After many efforts, she had been granted a date to take her professional exam. The exam would take place on January 18, 1886, only 20 days away, and Margarita's letter had not arrived in the city of Puebla, her writing had been left among the chests that guarded the valuable objects of the passengers.

Days passed and the letter remained lost, it arrived in Puebla, returned to Mexico City, and even traveled to Veracruz. Until 5 days before Margarita's exam, one of the guards of the mail car, noticed the letter and took it to one of the wooden shelves. The letter arrived in the city of Puebla and was delivered to Amelia.

Upon reading the letter, Amelia, very excited, ran and prepared her suitcases to visit her friend. She went straight to the Mexican Railroad station and bought her ticket to the capital. The 10-hour journey was quite an adventure, the sound the train made and hearing its whistle was what Amelia liked the most.

She arrived just in time, and that Monday afternoon, January 18, 1886, Amelia entered the auditorium of the School of Medicine of Mexico and witnessed an impressive and historic event, her 21-year-old friend took her exam to obtain the title of dental surgeon.

Inspired by the amazing story of Margarita Chorné y Salazar.

The National Museum of Mexican Railways

In Mexico, in the city of Puebla, there is an exceptional museum, the National Museum of Mexican Railways, in it is the oldest and best-preserved station in the country and a huge collection of steam locomotives and wagons of all kinds.

The Steam Locomotives

In the museum is one of the oldest locomotives in the country, number 40, which operated from 1881 to 1956, running the Mexican Route, from Mexico City to Veracruz.

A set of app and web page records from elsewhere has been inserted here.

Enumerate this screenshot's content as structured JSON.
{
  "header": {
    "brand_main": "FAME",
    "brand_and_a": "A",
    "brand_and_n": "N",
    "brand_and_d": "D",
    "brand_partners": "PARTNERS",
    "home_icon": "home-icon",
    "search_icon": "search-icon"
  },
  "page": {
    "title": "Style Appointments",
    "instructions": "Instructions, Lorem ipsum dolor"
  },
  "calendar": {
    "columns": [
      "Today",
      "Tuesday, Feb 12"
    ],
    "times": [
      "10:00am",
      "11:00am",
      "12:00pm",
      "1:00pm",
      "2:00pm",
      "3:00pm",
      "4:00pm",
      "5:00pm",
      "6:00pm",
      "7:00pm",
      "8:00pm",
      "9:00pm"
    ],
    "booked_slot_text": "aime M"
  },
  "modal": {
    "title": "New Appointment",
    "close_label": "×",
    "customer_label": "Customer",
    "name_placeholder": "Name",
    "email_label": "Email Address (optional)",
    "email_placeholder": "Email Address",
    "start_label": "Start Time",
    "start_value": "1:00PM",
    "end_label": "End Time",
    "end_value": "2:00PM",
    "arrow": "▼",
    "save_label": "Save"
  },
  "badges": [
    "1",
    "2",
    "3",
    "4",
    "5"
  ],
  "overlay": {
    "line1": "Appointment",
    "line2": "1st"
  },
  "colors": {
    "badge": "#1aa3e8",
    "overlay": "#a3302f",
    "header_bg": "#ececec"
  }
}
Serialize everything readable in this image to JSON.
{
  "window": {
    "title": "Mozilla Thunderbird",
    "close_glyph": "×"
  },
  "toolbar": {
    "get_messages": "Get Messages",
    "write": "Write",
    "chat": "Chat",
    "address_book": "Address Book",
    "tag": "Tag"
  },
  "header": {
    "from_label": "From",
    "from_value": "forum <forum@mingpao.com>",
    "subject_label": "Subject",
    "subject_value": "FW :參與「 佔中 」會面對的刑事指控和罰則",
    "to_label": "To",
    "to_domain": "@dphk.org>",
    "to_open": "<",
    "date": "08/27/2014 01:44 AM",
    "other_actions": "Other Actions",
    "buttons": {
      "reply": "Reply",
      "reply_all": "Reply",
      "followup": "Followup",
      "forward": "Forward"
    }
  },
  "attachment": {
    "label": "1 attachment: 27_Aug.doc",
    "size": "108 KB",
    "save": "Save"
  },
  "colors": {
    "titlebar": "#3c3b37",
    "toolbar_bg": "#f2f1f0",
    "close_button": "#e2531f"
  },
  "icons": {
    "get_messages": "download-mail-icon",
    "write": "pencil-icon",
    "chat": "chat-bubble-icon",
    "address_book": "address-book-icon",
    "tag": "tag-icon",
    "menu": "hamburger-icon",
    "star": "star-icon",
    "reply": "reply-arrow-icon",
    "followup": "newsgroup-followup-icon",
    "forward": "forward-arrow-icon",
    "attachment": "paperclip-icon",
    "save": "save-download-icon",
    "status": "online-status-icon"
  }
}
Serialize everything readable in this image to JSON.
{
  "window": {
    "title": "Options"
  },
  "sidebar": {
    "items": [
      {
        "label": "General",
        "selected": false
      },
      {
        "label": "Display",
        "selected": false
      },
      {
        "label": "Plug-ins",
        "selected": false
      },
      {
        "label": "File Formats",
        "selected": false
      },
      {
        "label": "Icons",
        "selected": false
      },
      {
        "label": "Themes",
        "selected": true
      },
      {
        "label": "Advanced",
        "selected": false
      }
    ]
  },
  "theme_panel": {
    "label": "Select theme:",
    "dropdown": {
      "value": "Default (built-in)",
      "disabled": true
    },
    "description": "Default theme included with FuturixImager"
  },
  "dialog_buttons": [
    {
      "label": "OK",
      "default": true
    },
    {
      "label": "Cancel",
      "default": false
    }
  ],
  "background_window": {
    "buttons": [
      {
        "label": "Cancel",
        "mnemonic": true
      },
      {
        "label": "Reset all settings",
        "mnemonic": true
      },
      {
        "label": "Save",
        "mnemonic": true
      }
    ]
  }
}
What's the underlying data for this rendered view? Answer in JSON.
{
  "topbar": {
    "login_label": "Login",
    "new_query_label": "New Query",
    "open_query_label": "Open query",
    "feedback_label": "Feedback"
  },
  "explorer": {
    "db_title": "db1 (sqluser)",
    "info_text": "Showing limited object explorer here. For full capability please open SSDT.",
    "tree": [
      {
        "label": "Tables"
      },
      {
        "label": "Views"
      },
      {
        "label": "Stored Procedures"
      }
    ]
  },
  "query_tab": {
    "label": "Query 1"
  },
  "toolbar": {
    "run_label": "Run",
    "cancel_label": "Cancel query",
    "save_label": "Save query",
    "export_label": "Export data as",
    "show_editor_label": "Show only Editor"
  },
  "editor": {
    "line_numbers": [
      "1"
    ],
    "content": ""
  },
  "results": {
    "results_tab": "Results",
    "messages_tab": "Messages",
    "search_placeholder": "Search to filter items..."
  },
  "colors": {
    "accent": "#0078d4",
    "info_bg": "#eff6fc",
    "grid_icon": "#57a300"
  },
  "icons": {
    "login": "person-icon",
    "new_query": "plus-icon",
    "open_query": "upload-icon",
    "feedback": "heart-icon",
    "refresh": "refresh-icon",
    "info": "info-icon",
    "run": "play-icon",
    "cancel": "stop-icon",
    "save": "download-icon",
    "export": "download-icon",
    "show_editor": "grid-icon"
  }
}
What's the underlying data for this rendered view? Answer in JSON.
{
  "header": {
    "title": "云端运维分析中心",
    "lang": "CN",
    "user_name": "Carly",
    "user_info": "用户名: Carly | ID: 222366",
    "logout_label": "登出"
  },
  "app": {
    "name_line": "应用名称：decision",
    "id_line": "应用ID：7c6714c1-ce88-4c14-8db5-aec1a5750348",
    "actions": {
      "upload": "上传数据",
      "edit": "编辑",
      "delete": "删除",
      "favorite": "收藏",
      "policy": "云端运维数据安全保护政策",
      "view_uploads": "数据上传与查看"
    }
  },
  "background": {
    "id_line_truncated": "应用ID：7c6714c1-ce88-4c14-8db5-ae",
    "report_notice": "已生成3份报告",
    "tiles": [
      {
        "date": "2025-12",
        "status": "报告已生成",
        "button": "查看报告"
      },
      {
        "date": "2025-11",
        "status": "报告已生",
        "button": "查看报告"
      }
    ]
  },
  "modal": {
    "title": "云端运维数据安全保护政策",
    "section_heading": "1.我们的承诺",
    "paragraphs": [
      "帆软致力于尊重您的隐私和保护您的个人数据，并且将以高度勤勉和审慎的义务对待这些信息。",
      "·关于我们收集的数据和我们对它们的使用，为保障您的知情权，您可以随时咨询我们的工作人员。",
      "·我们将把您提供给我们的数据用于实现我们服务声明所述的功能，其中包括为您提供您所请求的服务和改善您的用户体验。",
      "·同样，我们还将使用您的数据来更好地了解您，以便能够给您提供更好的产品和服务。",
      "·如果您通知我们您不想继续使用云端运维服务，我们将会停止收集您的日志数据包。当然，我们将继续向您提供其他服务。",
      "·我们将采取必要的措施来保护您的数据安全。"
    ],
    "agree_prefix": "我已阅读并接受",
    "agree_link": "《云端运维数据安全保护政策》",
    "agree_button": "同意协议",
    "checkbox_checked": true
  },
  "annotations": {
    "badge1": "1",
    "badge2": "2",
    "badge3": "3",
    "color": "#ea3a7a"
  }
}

These machines worked by burning wood and/or coal in an external boiler, which heated the water; the pressure of the steam helped move the pistons to drive the wheels, these locomotives ran up to 56km/h (Figure 1).

The locomotive guided the train; in it was the engineer, in charge of operating the transport safely, and the stoker, who placed the wood and/or coal in the boiler.

Figure 1. Steam Locomotive 40 from the National Museum of Mexican Railways.

Second Class Passenger Car NdeM-4964

This wagon was bought in the USA in 1959, it was made between 1940 and 1950 as a first-class car, upon arriving in Mexico, it was used as a second-class wagon because it was not in a good condition; in it could travel between 83 to 90 passengers. It is a very striking piece of the museum, it has seats of an intense red color, the walls and ceilings are made of reddish wood with decorations in green and gold, with fans that refreshed the place and window protectors that were used to prevent a rock from hitting the glass and injuring the passengers.

Mail Car NdeM-2555

This car was used to transport correspondence and parcels from the citizens of all states and train passengers. During the era, it was quite common for these cars to be found behind the steam locomotive. This car was acquired by the company Ferrocarriles Nacionales Mexicanos in 1972.

The Caboose

Another fundamental piece of the train was the caboose, a car intended for the workers and the conductor. The caboose was the last car, usually yellow, to announce the end of the train. In it traveled the conductor, the highest authority, who checked through the lookout that everything was in order. Here were bedrooms, a small dining room, and bathrooms for the entire crew.

The Handcars

These vehicles were used to inspect the train tracks and transport tools, in emergency cases, they were employed to transport engines. They were also used on the haciendas to transport products or people (Figure 2).

Figure 2. The handcar, inspection vehicles.

To learn more about the Railroad in Mexico, you can visit the museum's digital magazine "Mirada Ferroviaria" where you will find very interesting information that will take you back 150 years.